- [What is expected]: When the material ends, stop; until then, set down every line exactly.

*** Begin section ***

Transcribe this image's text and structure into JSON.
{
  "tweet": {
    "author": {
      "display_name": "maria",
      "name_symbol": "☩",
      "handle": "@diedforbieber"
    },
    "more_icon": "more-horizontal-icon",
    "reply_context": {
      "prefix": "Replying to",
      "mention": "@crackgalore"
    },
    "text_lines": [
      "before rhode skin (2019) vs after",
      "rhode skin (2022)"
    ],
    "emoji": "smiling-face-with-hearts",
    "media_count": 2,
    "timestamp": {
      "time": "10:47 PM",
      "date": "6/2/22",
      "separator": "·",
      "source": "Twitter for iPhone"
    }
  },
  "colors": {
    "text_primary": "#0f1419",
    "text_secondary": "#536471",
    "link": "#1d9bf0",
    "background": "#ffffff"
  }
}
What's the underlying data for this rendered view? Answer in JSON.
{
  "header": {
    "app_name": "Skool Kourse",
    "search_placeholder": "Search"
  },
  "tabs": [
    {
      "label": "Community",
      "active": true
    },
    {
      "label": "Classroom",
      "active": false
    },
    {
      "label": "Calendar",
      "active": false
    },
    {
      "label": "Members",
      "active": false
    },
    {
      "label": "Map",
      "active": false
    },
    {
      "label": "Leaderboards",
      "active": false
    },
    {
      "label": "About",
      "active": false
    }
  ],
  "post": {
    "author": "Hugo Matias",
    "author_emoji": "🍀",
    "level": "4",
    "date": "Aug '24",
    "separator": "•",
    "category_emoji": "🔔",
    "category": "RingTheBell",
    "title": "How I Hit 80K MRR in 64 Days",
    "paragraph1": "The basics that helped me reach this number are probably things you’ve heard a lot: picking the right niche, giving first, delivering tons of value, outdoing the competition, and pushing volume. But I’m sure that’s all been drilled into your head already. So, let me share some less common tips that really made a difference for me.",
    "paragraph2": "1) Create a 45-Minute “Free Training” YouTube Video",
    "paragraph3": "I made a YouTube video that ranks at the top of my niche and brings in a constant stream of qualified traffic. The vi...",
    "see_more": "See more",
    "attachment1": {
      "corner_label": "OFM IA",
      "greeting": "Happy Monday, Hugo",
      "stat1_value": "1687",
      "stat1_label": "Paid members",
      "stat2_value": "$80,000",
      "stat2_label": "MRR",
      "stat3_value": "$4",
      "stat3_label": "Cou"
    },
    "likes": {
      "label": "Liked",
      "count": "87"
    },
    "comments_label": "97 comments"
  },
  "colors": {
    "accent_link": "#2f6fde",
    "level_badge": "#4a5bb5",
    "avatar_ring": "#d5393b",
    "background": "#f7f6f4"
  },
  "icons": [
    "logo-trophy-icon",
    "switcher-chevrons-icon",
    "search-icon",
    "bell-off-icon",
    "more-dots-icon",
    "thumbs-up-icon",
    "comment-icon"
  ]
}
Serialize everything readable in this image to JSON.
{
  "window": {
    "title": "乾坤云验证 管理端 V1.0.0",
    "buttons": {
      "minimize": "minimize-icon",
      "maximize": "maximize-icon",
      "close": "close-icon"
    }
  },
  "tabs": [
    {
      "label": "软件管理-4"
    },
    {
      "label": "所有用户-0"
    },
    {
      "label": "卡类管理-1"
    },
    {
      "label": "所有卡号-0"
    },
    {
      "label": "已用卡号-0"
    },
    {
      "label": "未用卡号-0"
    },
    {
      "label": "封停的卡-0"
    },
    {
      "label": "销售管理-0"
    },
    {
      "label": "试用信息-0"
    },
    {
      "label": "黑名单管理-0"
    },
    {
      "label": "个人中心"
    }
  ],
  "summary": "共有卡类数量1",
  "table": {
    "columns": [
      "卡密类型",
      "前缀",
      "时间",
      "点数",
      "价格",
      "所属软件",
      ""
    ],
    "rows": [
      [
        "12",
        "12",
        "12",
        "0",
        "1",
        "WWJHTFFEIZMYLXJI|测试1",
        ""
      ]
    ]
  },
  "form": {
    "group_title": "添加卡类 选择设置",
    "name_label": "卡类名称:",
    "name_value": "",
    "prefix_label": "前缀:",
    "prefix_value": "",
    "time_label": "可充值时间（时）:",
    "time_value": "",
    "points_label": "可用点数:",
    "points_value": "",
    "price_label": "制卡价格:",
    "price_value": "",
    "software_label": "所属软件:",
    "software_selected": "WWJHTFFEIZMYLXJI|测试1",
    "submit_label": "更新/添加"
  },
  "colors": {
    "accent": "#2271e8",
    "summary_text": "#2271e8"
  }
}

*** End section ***

- [Your response]:
Transcribe this image's text and structure into JSON.
{
  "tweet": {
    "author": {
      "display_name": "maria",
      "name_symbol": "☩",
      "handle": "@diedforbieber"
    },
    "more_icon": "more-horizontal-icon",
    "reply_context": {
      "prefix": "Replying to",
      "mention": "@crackgalore"
    },
    "text_lines": [
      "before rhode skin (2019) vs after",
      "rhode skin (2022)"
    ],
    "emoji": "smiling-face-with-hearts",
    "media_count": 2,
    "timestamp": {
      "time": "10:47 PM",
      "date": "6/2/22",
      "separator": "·",
      "source": "Twitter for iPhone"
    }
  },
  "colors": {
    "text_primary": "#0f1419",
    "text_secondary": "#536471",
    "link": "#1d9bf0",
    "background": "#ffffff"
  }
}
What's the underlying data for this rendered view? Answer in JSON.
{
  "header": {
    "app_name": "Skool Kourse",
    "search_placeholder": "Search"
  },
  "tabs": [
    {
      "label": "Community",
      "active": true
    },
    {
      "label": "Classroom",
      "active": false
    },
    {
      "label": "Calendar",
      "active": false
    },
    {
      "label": "Members",
      "active": false
    },
    {
      "label": "Map",
      "active": false
    },
    {
      "label": "Leaderboards",
      "active": false
    },
    {
      "label": "About",
      "active": false
    }
  ],
  "post": {
    "author": "Hugo Matias",
    "author_emoji": "🍀",
    "level": "4",
    "date": "Aug '24",
    "separator": "•",
    "category_emoji": "🔔",
    "category": "RingTheBell",
    "title": "How I Hit 80K MRR in 64 Days",
    "paragraph1": "The basics that helped me reach this number are probably things you’ve heard a lot: picking the right niche, giving first, delivering tons of value, outdoing the competition, and pushing volume. But I’m sure that’s all been drilled into your head already. So, let me share some less common tips that really made a difference for me.",
    "paragraph2": "1) Create a 45-Minute “Free Training” YouTube Video",
    "paragraph3": "I made a YouTube video that ranks at the top of my niche and brings in a constant stream of qualified traffic. The vi...",
    "see_more": "See more",
    "attachment1": {
      "corner_label": "OFM IA",
      "greeting": "Happy Monday, Hugo",
      "stat1_value": "1687",
      "stat1_label": "Paid members",
      "stat2_value": "$80,000",
      "stat2_label": "MRR",
      "stat3_value": "$4",
      "stat3_label": "Cou"
    },
    "likes": {
      "label": "Liked",
      "count": "87"
    },
    "comments_label": "97 comments"
  },
  "colors": {
    "accent_link": "#2f6fde",
    "level_badge": "#4a5bb5",
    "avatar_ring": "#d5393b",
    "background": "#f7f6f4"
  },
  "icons": [
    "logo-trophy-icon",
    "switcher-chevrons-icon",
    "search-icon",
    "bell-off-icon",
    "more-dots-icon",
    "thumbs-up-icon",
    "comment-icon"
  ]
}
Serialize everything readable in this image to JSON.
{
  "window": {
    "title": "乾坤云验证 管理端 V1.0.0",
    "buttons": {
      "minimize": "minimize-icon",
      "maximize": "maximize-icon",
      "close": "close-icon"
    }
  },
  "tabs": [
    {
      "label": "软件管理-4"
    },
    {
      "label": "所有用户-0"
    },
    {
      "label": "卡类管理-1"
    },
    {
      "label": "所有卡号-0"
    },
    {
      "label": "已用卡号-0"
    },
    {
      "label": "未用卡号-0"
    },
    {
      "label": "封停的卡-0"
    },
    {
      "label": "销售管理-0"
    },
    {
      "label": "试用信息-0"
    },
    {
      "label": "黑名单管理-0"
    },
    {
      "label": "个人中心"
    }
  ],
  "summary": "共有卡类数量1",
  "table": {
    "columns": [
      "卡密类型",
      "前缀",
      "时间",
      "点数",
      "价格",
      "所属软件",
      ""
    ],
    "rows": [
      [
        "12",
        "12",
        "12",
        "0",
        "1",
        "WWJHTFFEIZMYLXJI|测试1",
        ""
      ]
    ]
  },
  "form": {
    "group_title": "添加卡类 选择设置",
    "name_label": "卡类名称:",
    "name_value": "",
    "prefix_label": "前缀:",
    "prefix_value": "",
    "time_label": "可充值时间（时）:",
    "time_value": "",
    "points_label": "可用点数:",
    "points_value": "",
    "price_label": "制卡价格:",
    "price_value": "",
    "software_label": "所属软件:",
    "software_selected": "WWJHTFFEIZMYLXJI|测试1",
    "submit_label": "更新/添加"
  },
  "colors": {
    "accent": "#2271e8",
    "summary_text": "#2271e8"
  }
}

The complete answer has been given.